If you missed Tom Sheppard, Dean of Admissions at Lawrenceville School, speak about changes in independent high school admissions and what Lawrenceville looks for in future students, Michelle Morrison, HOS, has outlined his key points.
We will be hosting an independent high school Admissions representative each fall and spring to speak to parents and students. In the fall, we will be inviting Peddie’s Admissions Director and in the spring, Hun School’s. For your convenience, these events occur right at drop off and a light breakfast, coffee, and tea are served. We hope to see you there next year as this venue offers an opportunity for a more intimate, personalized exchange of questions and thoughts.
Summary of Tom Sheppard’s points to parents:
The SSAT will soon be requiring a character assessment as part of the test given to middle school students. This test will attempt to measure and give value to the attributes that better determine success in high school and in life, as proven by research. Some of these attributes are: empathy, grit, compassion, internal drive, creativity, and collaboration.
Lawrenceville seeks students who still love learning, are passionate about something, are comfortable with the discussion-based learning model and approaching their teachers, and those who get involved. One does not have to be the captain of the team or star of the activity they do, just have activities they are enjoying and learning from.
Tom shared that during the first year at Lawrenceville, all incoming freshman are assigned the same courses, there are no honors classes offered at that time, and grades are not assigned as the courses are pass / fail. He shared this is so the school can lower the anxiety and competition some students come to school with so that collaboration, joy in learning, and connections can occur as well as an allowance for faculty to get to know and assess students.
During high school interviews, students should think of these as a conversation and simply be able to answer open-ended questions beyond ‘yes’ or ‘no’. Of course, the grace and courtesy learned at Princeton Montessori along with dressing appropriately and sitting up and looking engaged help as well.
Tom spoke of the feeling he got in walking through our school and shared it is a feeling of warmth, light, inquisitive minds, and friendly people.

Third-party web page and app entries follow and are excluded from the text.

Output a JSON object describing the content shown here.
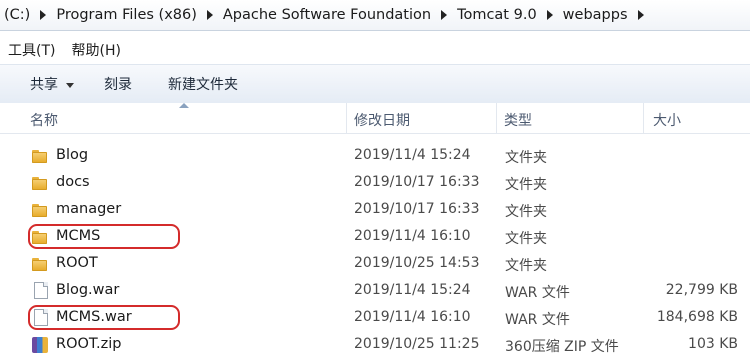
{
  "address": {
    "segments": [
      "(C:)",
      "Program Files (x86)",
      "Apache Software Foundation",
      "Tomcat 9.0",
      "webapps"
    ]
  },
  "menu": {
    "tools": "工具(T)",
    "help": "帮助(H)"
  },
  "toolbar": {
    "share": "共享",
    "burn": "刻录",
    "new_folder": "新建文件夹"
  },
  "columns": {
    "name": "名称",
    "date": "修改日期",
    "type": "类型",
    "size": "大小"
  },
  "files": [
    {
      "name": "Blog",
      "date": "2019/11/4 15:24",
      "type": "文件夹",
      "size": "",
      "icon": "folder-icon"
    },
    {
      "name": "docs",
      "date": "2019/10/17 16:33",
      "type": "文件夹",
      "size": "",
      "icon": "folder-icon"
    },
    {
      "name": "manager",
      "date": "2019/10/17 16:33",
      "type": "文件夹",
      "size": "",
      "icon": "folder-icon"
    },
    {
      "name": "MCMS",
      "date": "2019/11/4 16:10",
      "type": "文件夹",
      "size": "",
      "icon": "folder-icon",
      "highlighted": true
    },
    {
      "name": "ROOT",
      "date": "2019/10/25 14:53",
      "type": "文件夹",
      "size": "",
      "icon": "folder-icon"
    },
    {
      "name": "Blog.war",
      "date": "2019/11/4 15:24",
      "type": "WAR 文件",
      "size": "22,799 KB",
      "icon": "file-icon"
    },
    {
      "name": "MCMS.war",
      "date": "2019/11/4 16:10",
      "type": "WAR 文件",
      "size": "184,698 KB",
      "icon": "file-icon",
      "highlighted": true
    },
    {
      "name": "ROOT.zip",
      "date": "2019/10/25 11:25",
      "type": "360压缩 ZIP 文件",
      "size": "103 KB",
      "icon": "zip-icon"
    }
  ],
  "colors": {
    "annotation": "#d42b2b",
    "folder": "#e6a925"
  }
}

He spoke directly to our middle school students and asked them to share what they most enjoy about school. They shared that they enjoyed the experiential learning, close relationships with peers and teachers, connection to the younger children, ability to be an active participant in their conferences, goal setting, learning about study skills, trips and outings, and ability to not have high stakes pressure around testing but rather tests used to help them learn the subject and about testing itself, with the ability to go back and correct errors.
He asked the parents in attendance to share an adjective that most describes Princeton Montessori School. The parents shared the adjectives: creative, nurturing, wholesome, independent, and responsive. Parents shared that their children love to come to school each day and that they feel the community of learners and parents are positive.
He commended parents for investing in an education that bucks the intense pressure of competition, memorize and regurgitate, and high stakes learning. One parent shared that it is disconcerting to be ‘swimming against the tide’ in making this choice as it seems many parents succumb to the belief that a progressive education model may not get your child into the schools parents want for higher education. Tom shared that parents should focus on the long view in educating their children to be the kind of adults the world needs, to be happy and in healthy relationships, and to find work that is their calling. He stated research shows that the particular high school or college you go to does not determine happiness but developing the attributes mentioned earlier does. He shared that Lawrenceville looks for students with this sort of education and that the Head of School shared that most of our graduates do go on to area independent high schools, including Lawrenceville.
Tom closed by encouraging parents to look for high schools by finding out about their actual culture, which is done by speaking to current parents, students, and faculty. He warned against looking only at statistics and stated that any school that pushes the list of colleges or AP courses as the most important information about them is not one that will offer a balance and nurturing environment during the high school years.
We hope to see you at the next ‘Insight’ into area high schools. – Michelle Morrison